PROBLEM TO WORK ON:
Go over the entries and report the lines where the word "screenshot" occurs.

++++ SUPPLIED MATERIAL

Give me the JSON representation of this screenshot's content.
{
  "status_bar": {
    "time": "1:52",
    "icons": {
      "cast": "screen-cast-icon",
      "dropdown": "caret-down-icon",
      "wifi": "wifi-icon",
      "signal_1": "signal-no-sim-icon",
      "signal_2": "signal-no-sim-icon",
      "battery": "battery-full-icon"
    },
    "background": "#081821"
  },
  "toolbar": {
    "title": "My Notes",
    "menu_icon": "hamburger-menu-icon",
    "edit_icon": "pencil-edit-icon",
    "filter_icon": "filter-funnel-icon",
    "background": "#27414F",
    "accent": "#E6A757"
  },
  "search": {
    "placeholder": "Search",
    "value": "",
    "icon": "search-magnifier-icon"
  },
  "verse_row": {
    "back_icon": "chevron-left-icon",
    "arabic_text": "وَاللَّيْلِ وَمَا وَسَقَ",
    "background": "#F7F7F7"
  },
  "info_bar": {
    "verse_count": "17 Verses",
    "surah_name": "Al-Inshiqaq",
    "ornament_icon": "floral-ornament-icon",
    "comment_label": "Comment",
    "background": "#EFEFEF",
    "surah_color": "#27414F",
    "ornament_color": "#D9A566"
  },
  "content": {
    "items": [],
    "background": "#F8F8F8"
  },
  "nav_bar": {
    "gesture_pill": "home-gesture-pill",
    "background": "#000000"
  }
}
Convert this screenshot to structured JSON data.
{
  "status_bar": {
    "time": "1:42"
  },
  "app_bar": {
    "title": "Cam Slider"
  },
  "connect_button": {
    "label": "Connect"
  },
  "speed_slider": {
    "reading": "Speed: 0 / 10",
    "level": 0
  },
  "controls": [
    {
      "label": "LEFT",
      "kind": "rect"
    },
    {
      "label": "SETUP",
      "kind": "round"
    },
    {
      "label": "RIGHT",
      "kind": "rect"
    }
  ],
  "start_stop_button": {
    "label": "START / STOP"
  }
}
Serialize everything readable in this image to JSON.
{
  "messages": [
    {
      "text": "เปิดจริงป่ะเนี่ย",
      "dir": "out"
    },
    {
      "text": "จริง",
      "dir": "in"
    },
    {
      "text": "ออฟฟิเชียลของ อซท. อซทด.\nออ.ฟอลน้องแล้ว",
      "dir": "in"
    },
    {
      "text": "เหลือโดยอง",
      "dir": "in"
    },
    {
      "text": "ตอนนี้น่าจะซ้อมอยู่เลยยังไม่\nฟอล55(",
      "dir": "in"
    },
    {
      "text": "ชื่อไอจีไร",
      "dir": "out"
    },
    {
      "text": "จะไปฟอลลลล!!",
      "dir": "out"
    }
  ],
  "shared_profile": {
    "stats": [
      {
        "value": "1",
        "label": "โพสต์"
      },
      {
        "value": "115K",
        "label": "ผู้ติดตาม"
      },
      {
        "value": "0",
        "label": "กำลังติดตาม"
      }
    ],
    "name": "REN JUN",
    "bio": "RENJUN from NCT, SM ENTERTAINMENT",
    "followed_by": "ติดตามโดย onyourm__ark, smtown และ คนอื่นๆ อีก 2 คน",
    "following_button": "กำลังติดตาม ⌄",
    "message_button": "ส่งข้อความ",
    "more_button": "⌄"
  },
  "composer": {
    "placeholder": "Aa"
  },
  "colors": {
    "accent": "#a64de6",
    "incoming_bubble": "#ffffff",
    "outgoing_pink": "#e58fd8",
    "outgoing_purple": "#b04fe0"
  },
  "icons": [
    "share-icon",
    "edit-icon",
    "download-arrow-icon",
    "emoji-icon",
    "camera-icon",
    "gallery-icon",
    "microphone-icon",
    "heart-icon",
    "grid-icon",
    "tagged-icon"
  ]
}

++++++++

REPLY:
Give me the JSON representation of this screenshot's content.
Convert this screenshot to structured JSON data.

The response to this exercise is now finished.